(Stored records)
^^^^^^^^
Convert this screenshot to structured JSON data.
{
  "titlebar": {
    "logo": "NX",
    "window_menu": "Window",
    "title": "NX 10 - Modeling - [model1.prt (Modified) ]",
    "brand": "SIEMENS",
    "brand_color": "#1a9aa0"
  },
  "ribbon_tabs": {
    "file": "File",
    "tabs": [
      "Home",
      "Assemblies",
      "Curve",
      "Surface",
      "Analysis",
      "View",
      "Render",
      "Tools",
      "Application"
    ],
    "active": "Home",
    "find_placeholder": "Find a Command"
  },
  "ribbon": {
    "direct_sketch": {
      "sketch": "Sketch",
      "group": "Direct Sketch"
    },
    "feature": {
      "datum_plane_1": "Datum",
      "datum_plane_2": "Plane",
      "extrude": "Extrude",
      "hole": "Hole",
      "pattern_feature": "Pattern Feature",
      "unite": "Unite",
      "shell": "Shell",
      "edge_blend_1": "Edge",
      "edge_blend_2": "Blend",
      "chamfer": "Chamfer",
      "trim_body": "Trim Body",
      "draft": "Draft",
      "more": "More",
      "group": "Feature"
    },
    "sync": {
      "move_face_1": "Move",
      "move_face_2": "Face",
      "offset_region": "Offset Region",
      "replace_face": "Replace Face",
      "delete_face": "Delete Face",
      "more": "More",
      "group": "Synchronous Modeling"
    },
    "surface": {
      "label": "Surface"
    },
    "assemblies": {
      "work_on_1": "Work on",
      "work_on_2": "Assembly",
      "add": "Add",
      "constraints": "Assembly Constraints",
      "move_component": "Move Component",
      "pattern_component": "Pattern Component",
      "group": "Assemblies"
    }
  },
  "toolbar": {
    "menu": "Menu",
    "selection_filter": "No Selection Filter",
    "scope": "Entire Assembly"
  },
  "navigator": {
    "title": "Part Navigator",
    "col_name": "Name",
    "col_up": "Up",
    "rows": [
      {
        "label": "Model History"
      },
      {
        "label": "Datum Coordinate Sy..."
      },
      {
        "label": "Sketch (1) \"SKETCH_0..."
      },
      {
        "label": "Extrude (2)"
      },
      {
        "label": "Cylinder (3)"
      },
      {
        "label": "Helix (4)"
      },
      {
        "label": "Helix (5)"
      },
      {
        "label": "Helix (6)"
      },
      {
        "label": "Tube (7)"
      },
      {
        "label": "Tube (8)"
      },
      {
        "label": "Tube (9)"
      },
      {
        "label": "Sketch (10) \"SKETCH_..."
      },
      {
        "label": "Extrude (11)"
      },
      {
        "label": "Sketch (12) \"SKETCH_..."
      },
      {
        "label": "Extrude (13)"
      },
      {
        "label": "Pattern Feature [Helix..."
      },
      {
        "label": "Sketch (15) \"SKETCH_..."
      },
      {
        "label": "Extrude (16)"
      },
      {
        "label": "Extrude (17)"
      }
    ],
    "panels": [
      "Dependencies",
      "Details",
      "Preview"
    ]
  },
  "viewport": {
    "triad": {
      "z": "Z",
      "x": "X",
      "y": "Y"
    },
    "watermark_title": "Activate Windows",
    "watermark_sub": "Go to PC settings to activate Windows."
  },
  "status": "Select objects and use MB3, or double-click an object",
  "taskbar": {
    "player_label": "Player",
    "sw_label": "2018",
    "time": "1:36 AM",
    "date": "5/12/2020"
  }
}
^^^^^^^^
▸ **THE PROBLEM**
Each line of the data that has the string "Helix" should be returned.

▸ **RESPONSE FOR THIS EXERCISE**
        "label": "Helix (4)"
        "label": "Helix (5)"
        "label": "Helix (6)"
        "label": "Pattern Feature [Helix..."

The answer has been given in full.